The buckle or a coupler is a mechanical joint used to connect two members which are subjected to tensile loading which require slight adjustment of length or tension under loaded conditions. It consist of central hexagonal nut called coupler and tie rod having right hand and left hand threads. A coupler of hexagonal shape is to facilitate the turning of it with a spanner or sometime a hole is provide in the nut so that tommy bar can be inserted for rotating it. As coupler rotate, the tie rod are either pulled together or pushed apart depending upon the direction of the rotation coupler normally the tie rods are made of steel, while coupler is made of steel or C.I.

Application :

1. To tighten the members of the roof truss.

2. Used to connect link in a mechanism to transfer motion

3. Used between the two railway wagon or bogies.

4. To tighten the cable or stay ropes of electric distribution poles.

Design of turnbuckle[edit]


Consider a turnbuckle, subjected to an axial tensile force P. The various dimensions of the turnbuckle are calculated as follows:

(1) Diameter of tie rod ‘dc2 :

Due to axial tensile load p, the rod is subjected to tensile stress.
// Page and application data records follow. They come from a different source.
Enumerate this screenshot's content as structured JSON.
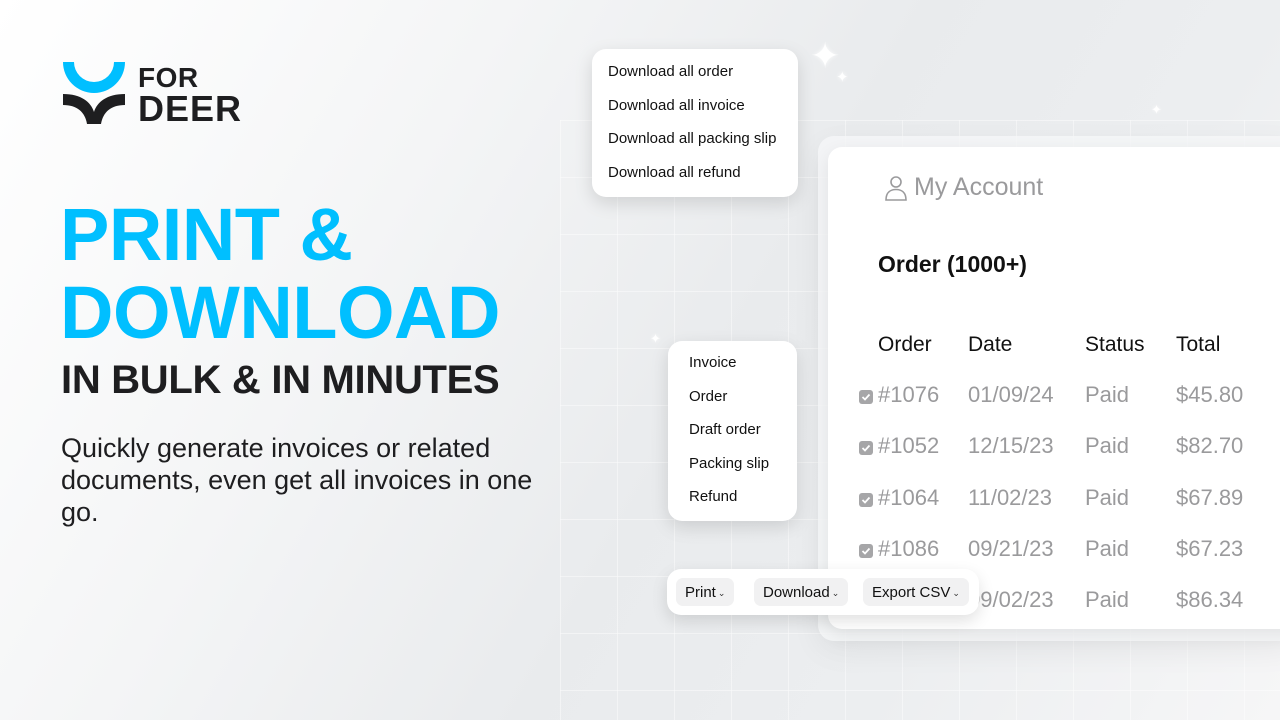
{
  "brand": {
    "name_line1": "FOR",
    "name_line2": "DEER",
    "colors": {
      "accent": "#00bfff",
      "dark": "#1e1e20"
    }
  },
  "hero": {
    "headline_line1": "PRINT &",
    "headline_line2": "DOWNLOAD",
    "subheadline": "IN BULK & IN MINUTES",
    "description": "Quickly generate invoices or related documents, even get all invoices in one go."
  },
  "download_all_menu": {
    "items": [
      "Download all order",
      "Download all invoice",
      "Download all packing slip",
      "Download all refund"
    ]
  },
  "document_type_menu": {
    "items": [
      "Invoice",
      "Order",
      "Draft order",
      "Packing slip",
      "Refund"
    ]
  },
  "account_panel": {
    "account_label": "My Account",
    "account_icon": "user-icon",
    "order_title": "Order  (1000+)",
    "columns": [
      "Order",
      "Date",
      "Status",
      "Total"
    ],
    "rows": [
      {
        "checked": true,
        "order": "#1076",
        "date": "01/09/24",
        "status": "Paid",
        "total": "$45.80"
      },
      {
        "checked": true,
        "order": "#1052",
        "date": "12/15/23",
        "status": "Paid",
        "total": "$82.70"
      },
      {
        "checked": true,
        "order": "#1064",
        "date": "11/02/23",
        "status": "Paid",
        "total": "$67.89"
      },
      {
        "checked": true,
        "order": "#1086",
        "date": "09/21/23",
        "status": "Paid",
        "total": "$67.23"
      },
      {
        "checked": true,
        "order": "",
        "date": "09/02/23",
        "status": "Paid",
        "total": "$86.34"
      }
    ]
  },
  "toolbar": {
    "buttons": [
      {
        "label": "Print",
        "icon": "chevron-down-icon"
      },
      {
        "label": "Download",
        "icon": "chevron-down-icon"
      },
      {
        "label": "Export CSV",
        "icon": "chevron-down-icon"
      }
    ]
  }
}
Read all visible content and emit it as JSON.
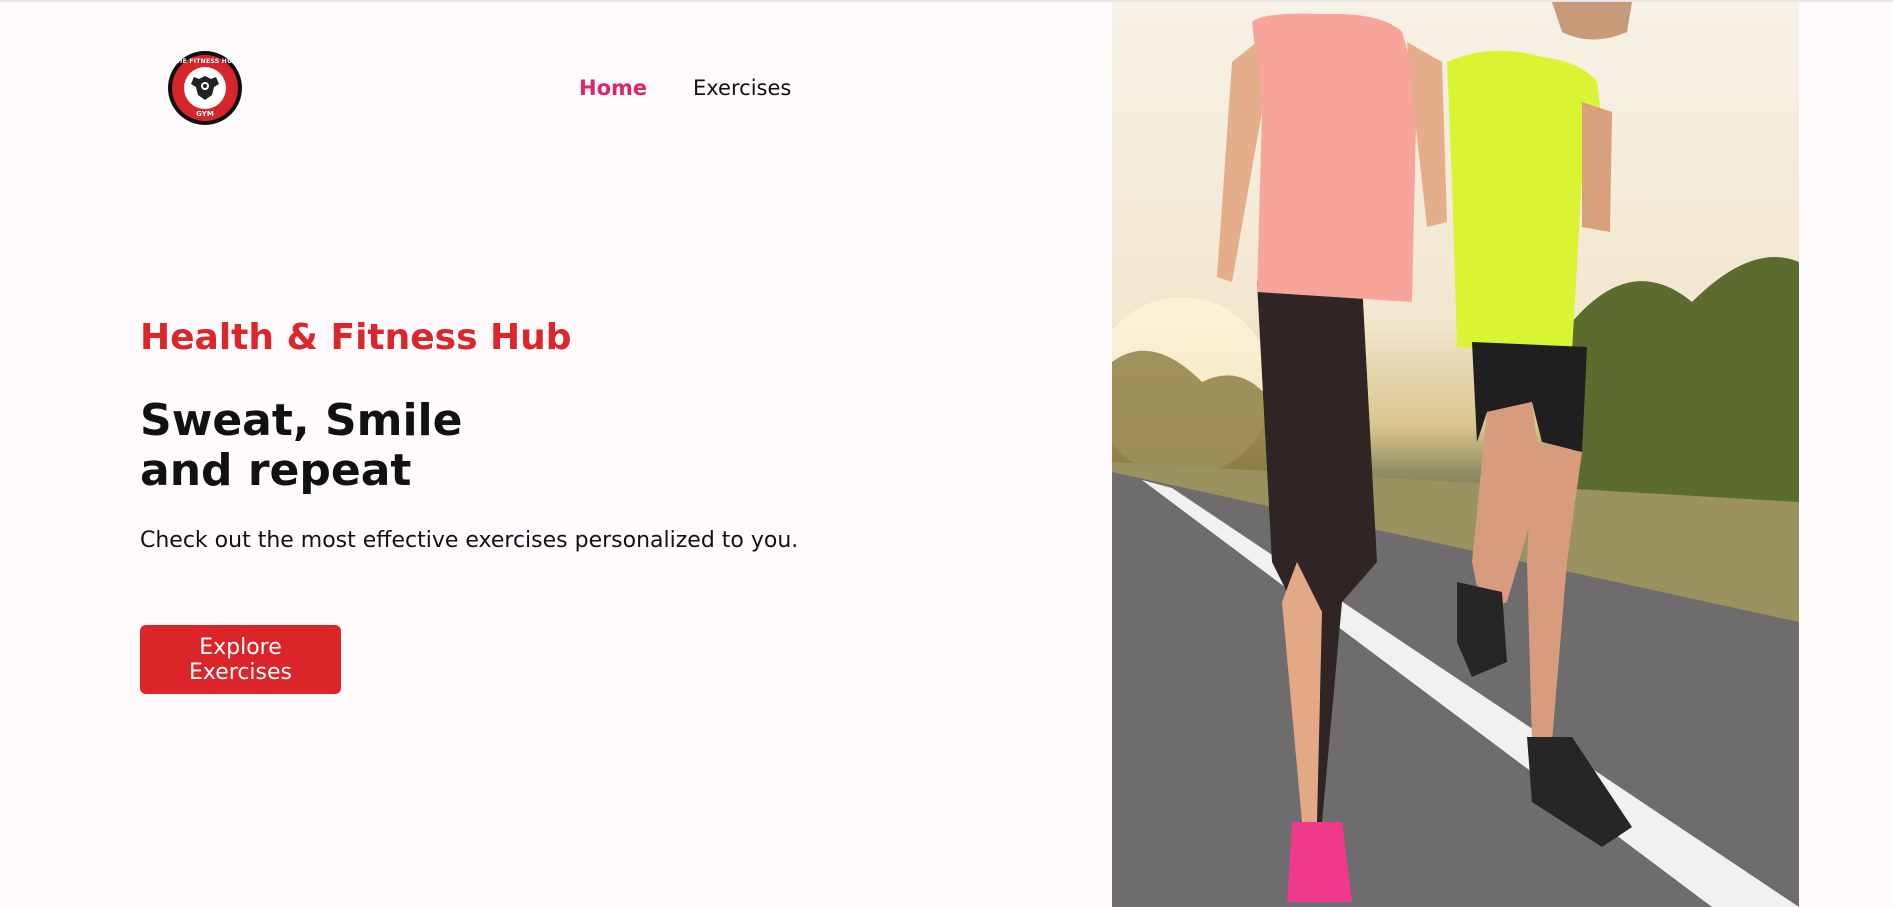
{
  "nav": {
    "logo": {
      "brand_text": "THE FITNESS HUB",
      "sub_text": "GYM"
    },
    "links": [
      {
        "label": "Home",
        "active": true
      },
      {
        "label": "Exercises",
        "active": false
      }
    ]
  },
  "hero": {
    "tagline": "Health & Fitness Hub",
    "headline_line1": "Sweat, Smile",
    "headline_line2": "and repeat",
    "subtext": "Check out the most effective exercises personalized to you.",
    "cta_label": "Explore Exercises",
    "image_subject": "two-runners-photo"
  },
  "colors": {
    "brand_red": "#d9272b",
    "nav_active": "#e0246a",
    "background": "#fffafb",
    "button": "#dc2528"
  }
}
Also due to twisting moment in the tie rod.

The tie rod is design for direct tensile load of Pd=1.25P

The tensile stress induced in tie rod is given by

σt = 4Pd/ (π×dc×dc)

From above equation the core diameter of the tie rod is obtained. The nominal diameter can be selected from I.S.O metric screw threads table or it can be found by,

do = dc/ 0.84

(2) Length of couple nut (ln) :

Consider the direct shearing of the thread at the root of the coupler nut and the screw.

(a) The direct shear stress induced in screw thread is

ςs = P/(π×dc×ln)

(b) The direct shear stress induced in nut

ςn = P/ (π×do×ln)


ςs and ςn = shear stress in screw and nut respectively in N/mm2

do = Nominal diameter of the screw

dc = Core diameter of the screw

ln = Length of the coupler nut

(c) Check of crushing of the thread

crushing resistance of the thread = (π/4) × [do2- dc2] ×n×ln× σc


n = number of threads per length = ln/p

σc = crushing stress induced in the coupler

p = pitch of the thread in mm

Equating the design load with crushing resistance

pd = (π/4) × [do2- dc2] ×n×ln× σc

(3) Outside diameter of the coupler nut (D) :

The coupler nut is subjected to a direct tensile load P and a torque T.

Consider tearing of the coupler nut due to tensile stress induced in it. In order to account for the torque, the tensile load is taken as Pd.

The tensile stress induced in coupler nut is given by

σt = 4P/(π×(D2- do2))

By empirical relation, the outside diameter of the coupler nut D is taken as

D = 1.25 do or 1.5 do

(4) Outside diameter of coupler (D2):

Let,D1= Inside diameter of the coupler

D2 = Outside diameter of the coupler

Consider a coupler is subjected to direct tensile load P and a torque T.So for design the coupler outside diameter, the design load is consider.

By empirical relation,

The outside diameter of the coupler D2 is taken as,

D2 = 1.5do or 1.75 do

(5) Length of the coupler nut (Ln)

Ln = 6 do

(6) Thickness of the coupler = t = 0.75 do

(7)Thickness of the coupler nut = t1 = 0.5 do

Pin joint[edit]

Cotter joint[edit]

This is used to connect rigidly two rods which transmit motion in the axial direction, without rotation. These joints may be subjected to tensile or compressive forces along the axes of the rods.

Bolted joint[edit]

Screw joint[edit]


  1. ^ Blake, Alexander (1985). Design of mechanical joints. CRC Press. ISBN 978-0-8247-7351-9. 
  2. ^ a b Gupta, R.S. Khurmi, J.K. (2008). A textbook of machine design (S.I. units) : [a textbook for the students of B.E. / B.Tech., U.P.S.C. (Engg. Services); Section 'B' of A.M.I.E. (1)] (14th ed.). Ram Nagar, New Delhi: Eurasia Publishing House. ISBN 81-219-2537-1. 
  3. ^ Bhandari, V.B. (2001). Introduction to machine design. New Delhi: Tata McGraw-Hill. ISBN 978-0-07-043449-3. 
  4. ^ "Design-of-Turnbuckle".